Hecht also mentioned Rec Services has adjusted how swim lessons are run. Usually, there are lifeguards both in the water and on the deck, but recently Hecht said they have not been able to have a lifeguard on deck. Instead, they have had to train other staff to be an extra set of eyes during lessons.

To encourage more people to become lifeguards or swim instructors, Hecht said Rec Services is looking into holding training courses on campus to certify students. Haak mentioned Rec Services also will pay potential workers half the cost of certification if they complete it elsewhere.

According to both Hecht and Haak, flexibility is also important in addressing the issue of staffing. They want to have enough employees so students can work when they want to work.

For instance, if a student was to start working on the pool staff, they would tell Haak when they would like to work. Then they would be expected to work that shift for the full eight weeks the Learn to Swim program is in session. Students can find subs if they cannot work some nights, but if they are swim instructors, they are recommended to only miss two shifts.

“It really makes a difference with young kids when they have a consistent teacher,” Hecht said.

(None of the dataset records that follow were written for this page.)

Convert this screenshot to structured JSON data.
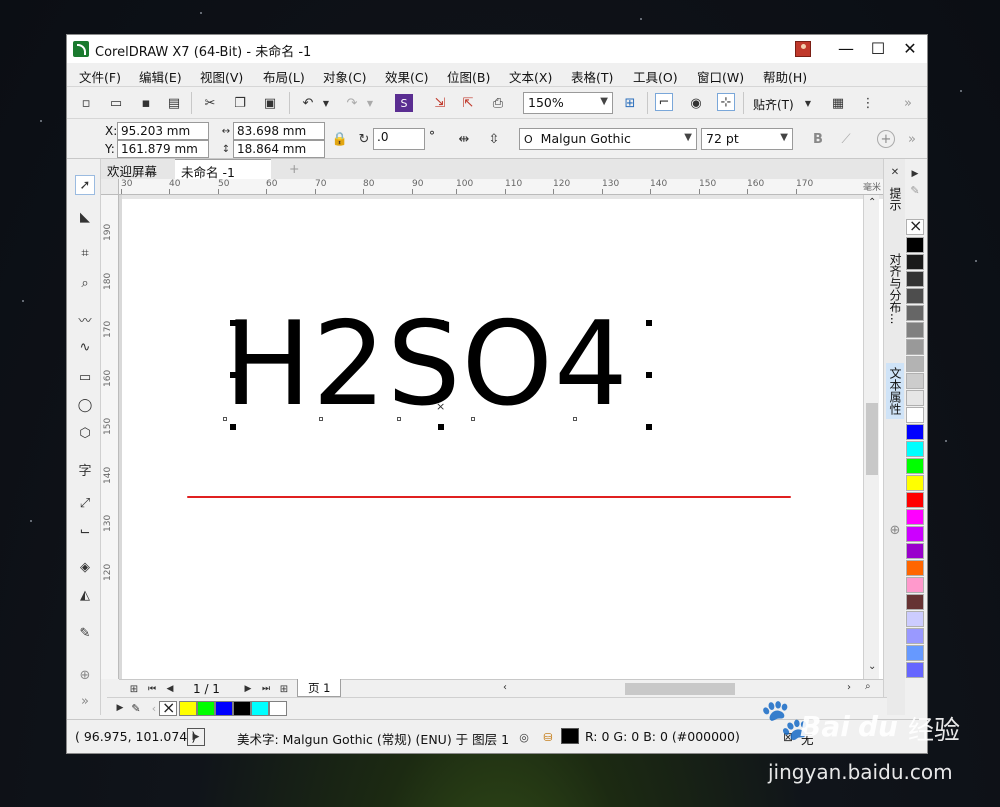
{
  "window": {
    "title": "CorelDRAW X7 (64-Bit) - 未命名 -1",
    "minimize": "—",
    "maximize": "☐",
    "close": "✕"
  },
  "menu": [
    "文件(F)",
    "编辑(E)",
    "视图(V)",
    "布局(L)",
    "对象(C)",
    "效果(C)",
    "位图(B)",
    "文本(X)",
    "表格(T)",
    "工具(O)",
    "窗口(W)",
    "帮助(H)"
  ],
  "toolbar": {
    "zoom": "150%",
    "snap_label": "贴齐(T)",
    "more": "»"
  },
  "propertybar": {
    "x_label": "X:",
    "x_value": "95.203 mm",
    "y_label": "Y:",
    "y_value": "161.879 mm",
    "width_value": "83.698 mm",
    "height_value": "18.864 mm",
    "rotation_value": ".0",
    "rotation_unit": "°",
    "font_name": "Malgun Gothic",
    "font_size": "72 pt"
  },
  "tabs": {
    "welcome": "欢迎屏幕",
    "document": "未命名 -1",
    "add": "+"
  },
  "ruler": {
    "unit": "毫米",
    "h_ticks": [
      "30",
      "40",
      "50",
      "60",
      "70",
      "80",
      "90",
      "100",
      "110",
      "120",
      "130",
      "140",
      "150",
      "160",
      "170"
    ],
    "v_ticks": [
      "190",
      "180",
      "170",
      "160",
      "150",
      "140",
      "130",
      "120"
    ]
  },
  "canvas": {
    "text": "H2SO4",
    "line_color": "#e02020"
  },
  "dockers": {
    "hints": "提示",
    "align": "对齐与分布...",
    "text_props": "文本属性"
  },
  "palette": [
    "#000000",
    "#1a1a1a",
    "#333333",
    "#4d4d4d",
    "#666666",
    "#808080",
    "#999999",
    "#b3b3b3",
    "#cccccc",
    "#e6e6e6",
    "#ffffff",
    "#0000ff",
    "#00ffff",
    "#00ff00",
    "#ffff00",
    "#ff0000",
    "#ff00ff",
    "#cc00ff",
    "#9900cc",
    "#ff6600",
    "#ff99cc",
    "#663333",
    "#ccccff",
    "#9999ff",
    "#6699ff",
    "#6666ff"
  ],
  "pagebar": {
    "page_count": "1 / 1",
    "page_tab": "页 1"
  },
  "docpalette": [
    "#ffff00",
    "#00ff00",
    "#0000ff",
    "#000000",
    "#00ffff",
    "#ffffff"
  ],
  "status": {
    "coords": "( 96.975, 101.074 )",
    "object_info": "美术字: Malgun Gothic (常规) (ENU) 于 图层 1",
    "fill_info": "R: 0 G: 0 B: 0 (#000000)",
    "outline_label": "无"
  },
  "watermark": {
    "brand_latin": "Bai",
    "brand_du": "du",
    "brand_cn": "经验",
    "url": "jingyan.baidu.com"
  }
}
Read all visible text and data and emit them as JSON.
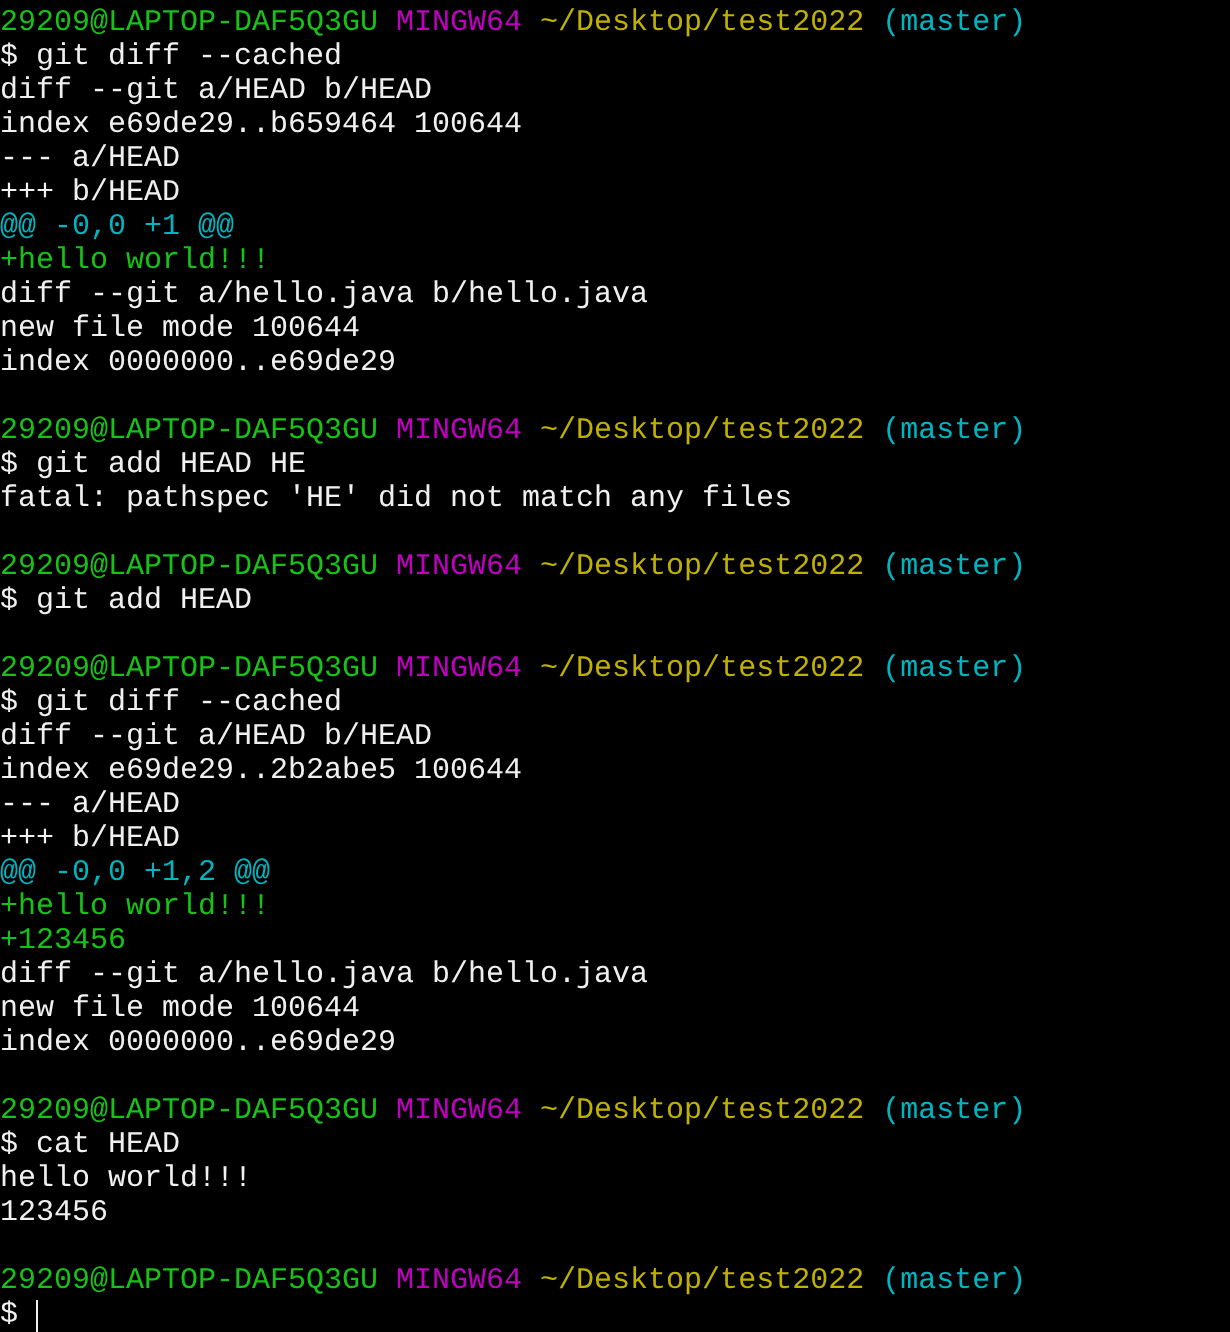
{
  "lines": [
    {
      "kind": "prompt",
      "user": "29209@LAPTOP-DAF5Q3GU",
      "shell": "MINGW64",
      "path": "~/Desktop/test2022",
      "branch": "(master)"
    },
    {
      "kind": "text",
      "text": "$ git diff --cached"
    },
    {
      "kind": "text",
      "text": "diff --git a/HEAD b/HEAD"
    },
    {
      "kind": "text",
      "text": "index e69de29..b659464 100644"
    },
    {
      "kind": "text",
      "text": "--- a/HEAD"
    },
    {
      "kind": "text",
      "text": "+++ b/HEAD"
    },
    {
      "kind": "hunk",
      "text": "@@ -0,0 +1 @@"
    },
    {
      "kind": "added",
      "text": "+hello world!!!"
    },
    {
      "kind": "text",
      "text": "diff --git a/hello.java b/hello.java"
    },
    {
      "kind": "text",
      "text": "new file mode 100644"
    },
    {
      "kind": "text",
      "text": "index 0000000..e69de29"
    },
    {
      "kind": "blank"
    },
    {
      "kind": "prompt",
      "user": "29209@LAPTOP-DAF5Q3GU",
      "shell": "MINGW64",
      "path": "~/Desktop/test2022",
      "branch": "(master)"
    },
    {
      "kind": "text",
      "text": "$ git add HEAD HE"
    },
    {
      "kind": "text",
      "text": "fatal: pathspec 'HE' did not match any files"
    },
    {
      "kind": "blank"
    },
    {
      "kind": "prompt",
      "user": "29209@LAPTOP-DAF5Q3GU",
      "shell": "MINGW64",
      "path": "~/Desktop/test2022",
      "branch": "(master)"
    },
    {
      "kind": "text",
      "text": "$ git add HEAD"
    },
    {
      "kind": "blank"
    },
    {
      "kind": "prompt",
      "user": "29209@LAPTOP-DAF5Q3GU",
      "shell": "MINGW64",
      "path": "~/Desktop/test2022",
      "branch": "(master)"
    },
    {
      "kind": "text",
      "text": "$ git diff --cached"
    },
    {
      "kind": "text",
      "text": "diff --git a/HEAD b/HEAD"
    },
    {
      "kind": "text",
      "text": "index e69de29..2b2abe5 100644"
    },
    {
      "kind": "text",
      "text": "--- a/HEAD"
    },
    {
      "kind": "text",
      "text": "+++ b/HEAD"
    },
    {
      "kind": "hunk",
      "text": "@@ -0,0 +1,2 @@"
    },
    {
      "kind": "added",
      "text": "+hello world!!!"
    },
    {
      "kind": "added",
      "text": "+123456"
    },
    {
      "kind": "text",
      "text": "diff --git a/hello.java b/hello.java"
    },
    {
      "kind": "text",
      "text": "new file mode 100644"
    },
    {
      "kind": "text",
      "text": "index 0000000..e69de29"
    },
    {
      "kind": "blank"
    },
    {
      "kind": "prompt",
      "user": "29209@LAPTOP-DAF5Q3GU",
      "shell": "MINGW64",
      "path": "~/Desktop/test2022",
      "branch": "(master)"
    },
    {
      "kind": "text",
      "text": "$ cat HEAD"
    },
    {
      "kind": "text",
      "text": "hello world!!!"
    },
    {
      "kind": "text",
      "text": "123456"
    },
    {
      "kind": "blank"
    },
    {
      "kind": "prompt",
      "user": "29209@LAPTOP-DAF5Q3GU",
      "shell": "MINGW64",
      "path": "~/Desktop/test2022",
      "branch": "(master)"
    },
    {
      "kind": "cursor",
      "text": "$"
    }
  ]
}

Outside of the pool staff, Hecht said the Elmen Center has not struggled to find workers. Over the summer, they interviewed close to 75 students and hired 40 new employees. Since then, more students have also expressed interest working in the building.

“I have had a number of students come to me who have inquired about a desk position or a weight room position, and I have had to say to that group, ‘If you’re not work-study eligible right now, I cannot add you,’” Hecht said.

Hecht said he recommends students who are considering working at the Elmen to talk to other student employees to get their perspectives and see if it is the “best place to work.”

Head weight room supervisors Kaylee Frye and Peter Kahnke are both in their second year with Rec Services. Their job mainly focuses on the administrative work behind the weight room, while also sometimes working as weight room supervisors.

“I literally love it so much,” Kahnke said. “It’s so great.”

Kahnke also said he really enjoys working at the Elmen because of the positive and mature environment.

“They’re open to new ideas and open to people being who they want to be, but it is also professional,” Kahnke said.

Frye said her favorite part of working at the Elmen Center is becoming friends with coworkers and planning the Late Night events, but she said she doesn’t enjoy when her job gets busy and she is stuck working more shifts than usual.

“Although I do enjoy my job, it’s like, ‘Okay, I do need to take a break and make sure I have time for my studies,’” Frye said.

Haak said he hopes to employ more students to the pool staff so students can continue to enjoy working at the Elmen with reasonable hours and have a nice balance between work and school.

He also said he thinks the Learn to Swim program is a great job for those who want to make an impact on the youth of Sioux Falls.

“You’re teaching a skill that somebody’s going to have for the rest of their life,” Haak said.